For older women, living in landed households does not necessarily mean greater decision-making power at home. Older women have power only when their land ownership is documented through land titling or operational control of the land. Ironically, older women who live in landed households but do not have their names on the land title appear to be the most disadvantaged. They have even less say in household decisions than those living in landless households.

Mortality: Living in landed households is associated with a lower likelihood of dying between two waves of the survey for older men, but not for older women. Older women residing in landed households tend to face a marginally higher risk of mortality than those residing in landless households (Figure 1). However, for both older men and women, being the primary decision-makers in household farms have lower odds of mortality than those who are not.

 Although it is evident that owning key household assets brings older people more bargaining power at home and greater well-being, we have found the existence of gender asymmetry in this relationship. Households owning agricultural land are associated with granting greater accord and respect to older men but not to older women. The entrenched gender inequality limits older women’s ability to crystalize this power.

The women’s movement in India has lobbied extensively to ensure that wives and daughters are considered at par with husbands and sons in land inheritance.

Our findings suggest that granting older women legal land rights is a welcome step, but not sufficient to increase their bargaining power at home. The formal recognition and exercise of this power by registering the land under women’s names and letting women exercise their control over the land are also important.





Agarwal, B. (1994). A field of one’s own: Gender and land rights in South Asia. Cambridge University Press.

Agarwal, B. (1998). Widows versus Daughters or Widows as Daughters? Property, Land, and Economic Security in Rural India. Modern Asian Studies, 32(1), 1–48.

Dharmalingam, A. (1994). Old Age Support: Expectations and Experiences in a South Indian Village.
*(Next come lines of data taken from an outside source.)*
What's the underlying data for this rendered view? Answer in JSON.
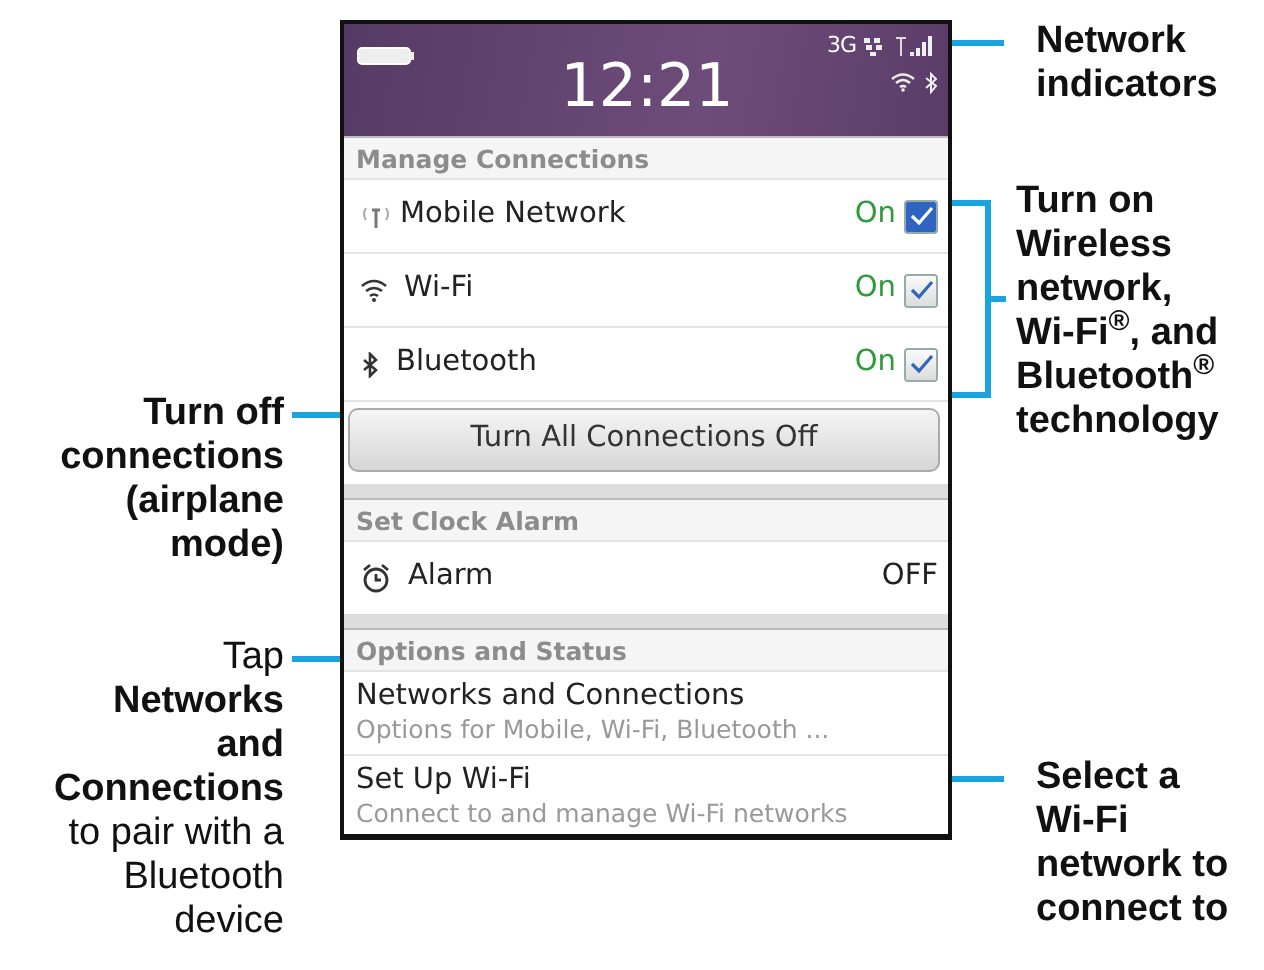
{
  "callouts_left": [
    {
      "text": "**Turn off** connections (airplane mode)"
    },
    {
      "text": "Tap **Networks and Connections** to pair with a Bluetooth device"
    }
  ],
  "phone": {
    "status_bar": {
      "network_type": "3G",
      "time": "12:21"
    },
    "sections": [
      {
        "title": "Manage Connections",
        "items": [
          {
            "kind": "toggle",
            "label": "Mobile Network",
            "value": "On",
            "checked": true,
            "focused": true
          },
          {
            "kind": "toggle",
            "label": "Wi-Fi",
            "value": "On",
            "checked": true,
            "focused": false
          },
          {
            "kind": "toggle",
            "label": "Bluetooth",
            "value": "On",
            "checked": true,
            "focused": false
          },
          {
            "kind": "button",
            "label": "Turn All Connections Off"
          }
        ]
      },
      {
        "title": "Set Clock Alarm",
        "items": [
          {
            "kind": "setting",
            "label": "Alarm",
            "value": "OFF"
          }
        ]
      },
      {
        "title": "Options and Status",
        "items": [
          {
            "kind": "link",
            "label": "Networks and Connections",
            "subtitle": "Options for Mobile, Wi-Fi, Bluetooth ..."
          },
          {
            "kind": "link",
            "label": "Set Up Wi-Fi",
            "subtitle": "Connect to and manage Wi-Fi networks"
          }
        ]
      }
    ]
  },
  "callouts_right": [
    {
      "kind": "line",
      "text": "Network indicators"
    },
    {
      "kind": "bracket",
      "text": "Turn on Wireless network, Wi-Fi$^{®}$, and Bluetooth$^{®}$ technology"
    },
    {
      "kind": "line",
      "text": "Select a Wi-Fi network to connect to"
    }
  ]
}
Population Studies, 48(1), 5–19.

Lee, S.-H., & Mason, A. (2012). The economic lifecycle and support systems in Asia. In D. Park, S.-H. Lee, & A. Mason (Eds.), Aging, Economic Growth, and Old-Age Security in Asia (pp. 130–160). Edward Elgar Publishing.

Sudha, S., Irudaya Rajan, S., & Sarma, P. S. (2004). Intergenerational family support for older men and women in South India. Indian Journal of Gerontology, 18(3–4), 449–465.
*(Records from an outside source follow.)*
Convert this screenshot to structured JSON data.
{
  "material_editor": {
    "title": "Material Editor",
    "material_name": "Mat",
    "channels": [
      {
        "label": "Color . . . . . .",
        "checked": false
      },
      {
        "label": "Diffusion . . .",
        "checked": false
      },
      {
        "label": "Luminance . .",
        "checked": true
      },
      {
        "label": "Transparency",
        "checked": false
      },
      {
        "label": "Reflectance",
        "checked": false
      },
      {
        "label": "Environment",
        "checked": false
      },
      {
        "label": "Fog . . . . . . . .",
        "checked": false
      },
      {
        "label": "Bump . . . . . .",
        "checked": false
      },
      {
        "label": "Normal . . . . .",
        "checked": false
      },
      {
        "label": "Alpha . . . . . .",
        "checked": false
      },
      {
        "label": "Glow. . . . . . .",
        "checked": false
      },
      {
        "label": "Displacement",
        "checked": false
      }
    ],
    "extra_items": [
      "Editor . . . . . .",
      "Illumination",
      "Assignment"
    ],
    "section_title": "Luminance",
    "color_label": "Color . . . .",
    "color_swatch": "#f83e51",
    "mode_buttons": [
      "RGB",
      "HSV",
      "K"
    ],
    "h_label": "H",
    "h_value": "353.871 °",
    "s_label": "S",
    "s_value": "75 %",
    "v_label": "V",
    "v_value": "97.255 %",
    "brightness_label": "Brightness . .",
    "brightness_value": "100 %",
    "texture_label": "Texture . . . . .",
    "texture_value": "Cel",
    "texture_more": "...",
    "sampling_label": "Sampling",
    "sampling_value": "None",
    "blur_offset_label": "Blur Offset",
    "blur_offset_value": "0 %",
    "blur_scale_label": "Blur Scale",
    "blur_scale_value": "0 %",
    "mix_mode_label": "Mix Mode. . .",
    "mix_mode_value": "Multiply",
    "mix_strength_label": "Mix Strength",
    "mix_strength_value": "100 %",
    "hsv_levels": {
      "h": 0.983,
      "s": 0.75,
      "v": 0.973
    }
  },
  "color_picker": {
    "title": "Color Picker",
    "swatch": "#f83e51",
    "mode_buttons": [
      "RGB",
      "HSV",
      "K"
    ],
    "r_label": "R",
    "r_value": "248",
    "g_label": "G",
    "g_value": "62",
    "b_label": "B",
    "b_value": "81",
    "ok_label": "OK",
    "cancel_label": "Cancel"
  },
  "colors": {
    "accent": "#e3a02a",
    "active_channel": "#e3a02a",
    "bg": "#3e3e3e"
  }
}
Yan, H.X., Desai, S., & Barik, D. Gender and Generation: Land Ownership and Older Indians’ Autonomy. Feminist Economics. Forthcoming.


Hope Xu Yan is a Ph.D. Candidate in Sociology at the University of Maryland, College Park. Her research interests include social inequalities in health and well-being and parenting, children, and families. She has conducted research on the U.S., India, and China.

Sonalde Desai is a Distinguished University Professor at the University of Maryland, and Professor at NCAER and Director of NCAER’s National Data Innovation Centre. She is a demographer whose work deals primarily with social inequalities in developing countries with a particular focus on gender and class inequalities in human development. While much of her research focuses on South Asia, she has also engaged in comparative studies across Asia, Latin America, and Sub-Saharan Africa. She has published articles in a wide range of sociological and demographic journals including American Sociological Review, Demography, Population and Development Review, and Feminist Studies. Dr Desai leads the India Human Development Survey and is serving as President for the Population Association of America for 2022. 

Debasis Barik is a Fellow at NCAER. His research revolves around issues on public health, demography, migration, gender, labor and social security. Debasis holds a PhD in Demography from International Institute for Population Sciences, Mumbai. He is an active member of various national and international organizations, working in areas of demography and social sciences. He has published his research on a number of reputed journals including World Development, Health Economics, etc. He has been serving as Associate Editor and Review Editor in some reputed international journals.